(Dataset records begins)

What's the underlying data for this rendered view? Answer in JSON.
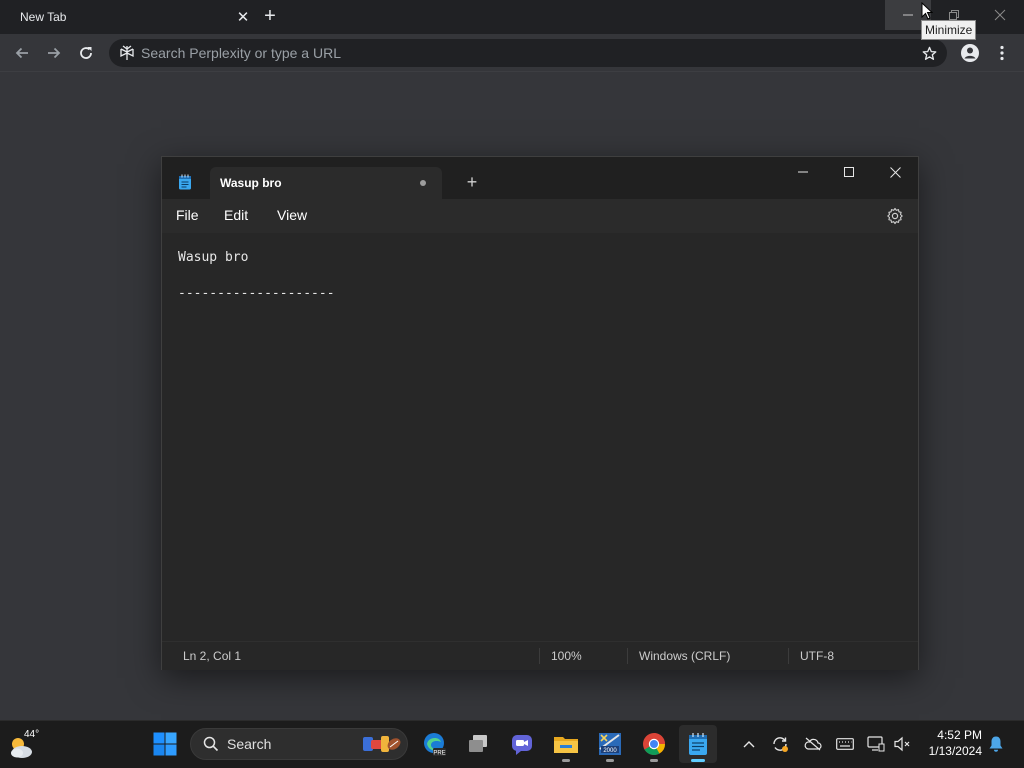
{
  "browser": {
    "tab_title": "New Tab",
    "close_symbol": "✕",
    "newtab_symbol": "+",
    "tooltip": "Minimize",
    "omnibox_placeholder": "Search Perplexity or type a URL",
    "icons": [
      "back-icon",
      "forward-icon",
      "reload-icon",
      "perplexity-icon",
      "star-icon",
      "profile-icon",
      "menu-icon"
    ]
  },
  "notepad": {
    "tab_title": "Wasup bro",
    "newtab_symbol": "+",
    "menus": [
      "File",
      "Edit",
      "View"
    ],
    "lines": [
      "Wasup bro",
      "--------------------"
    ],
    "status": {
      "position": "Ln 2, Col 1",
      "zoom": "100%",
      "line_ending": "Windows (CRLF)",
      "encoding": "UTF-8"
    }
  },
  "taskbar": {
    "weather_temp": "44°",
    "search_label": "Search",
    "time": "4:52 PM",
    "date": "1/13/2024",
    "accent": "#60cdff"
  }
}
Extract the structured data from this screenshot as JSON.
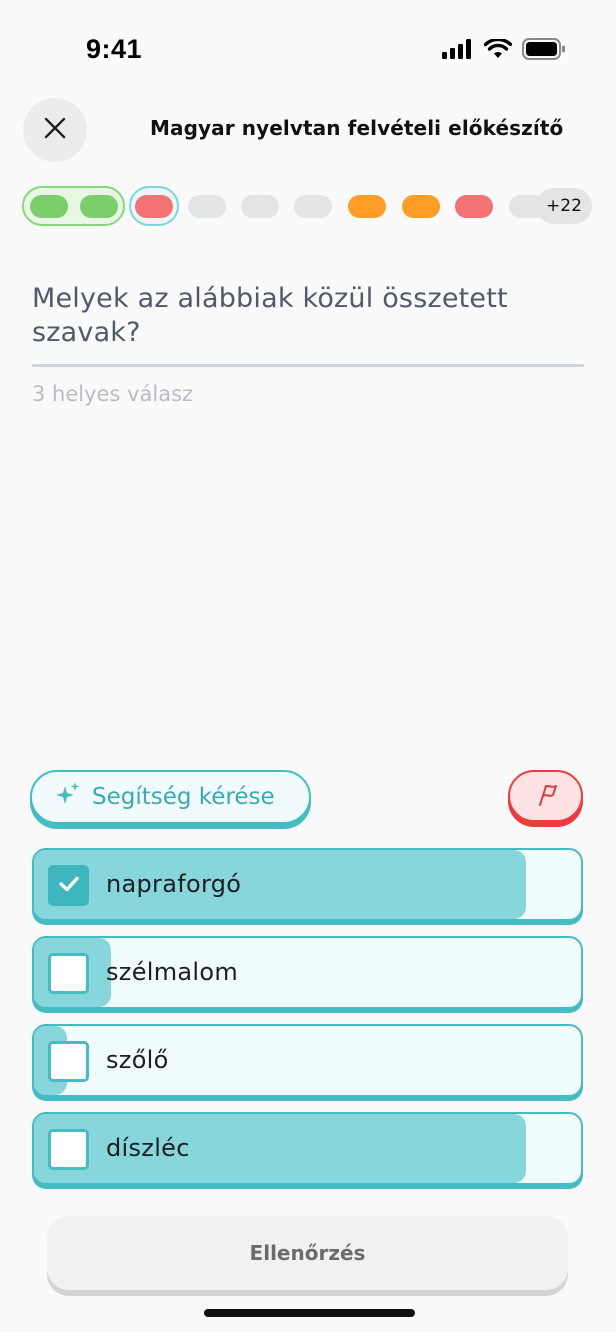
{
  "status_bar": {
    "time": "9:41"
  },
  "header": {
    "title": "Magyar nyelvtan felvételi előkészítő"
  },
  "progress": {
    "more_count": "+22",
    "colors": {
      "correct": "#7ccd6c",
      "wrong": "#f47274",
      "partial": "#ff9d26",
      "pending": "#e3e4e5"
    }
  },
  "question": {
    "text": "Melyek az alábbiak közül összetett szavak?",
    "hint": "3 helyes válasz"
  },
  "help": {
    "label": "Segítség kérése"
  },
  "options": [
    {
      "label": "napraforgó",
      "checked": true,
      "share": 0.9
    },
    {
      "label": "szélmalom",
      "checked": false,
      "share": 0.14
    },
    {
      "label": "szőlő",
      "checked": false,
      "share": 0.06
    },
    {
      "label": "díszléc",
      "checked": false,
      "share": 0.9
    }
  ],
  "footer": {
    "check_label": "Ellenőrzés"
  }
}
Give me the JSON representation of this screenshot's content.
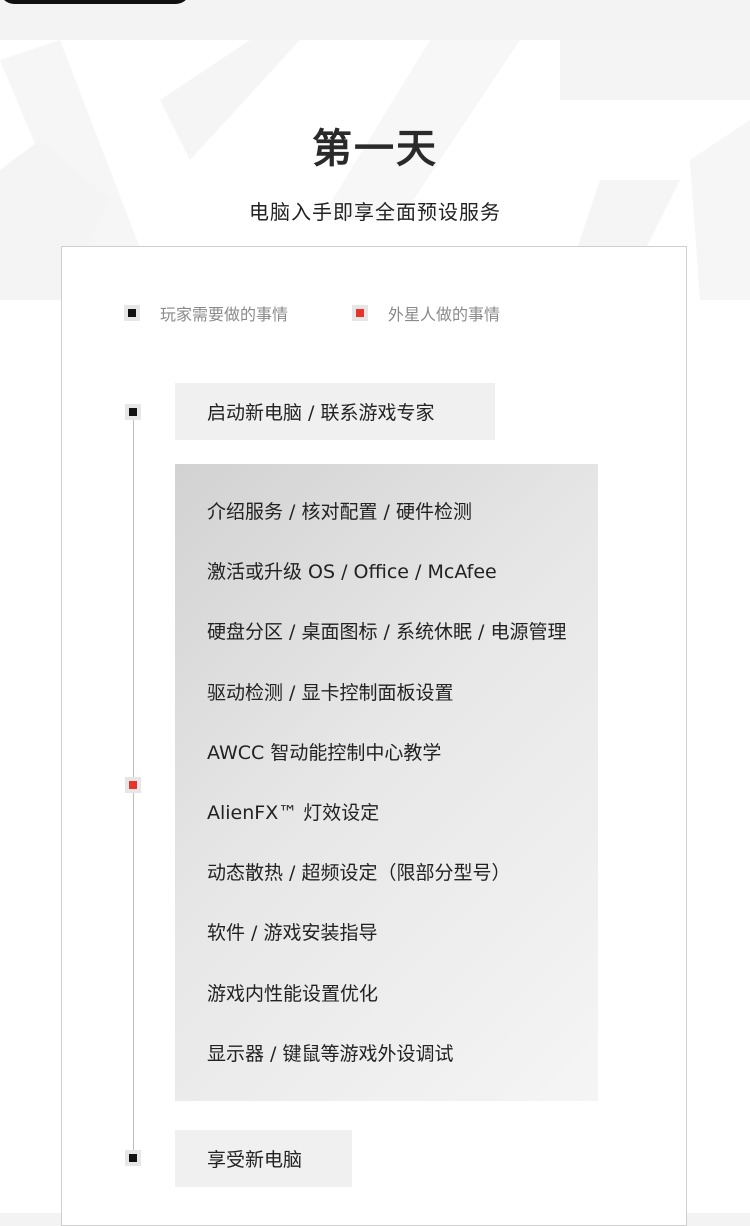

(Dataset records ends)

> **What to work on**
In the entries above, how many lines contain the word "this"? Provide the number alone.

> **Answer**
3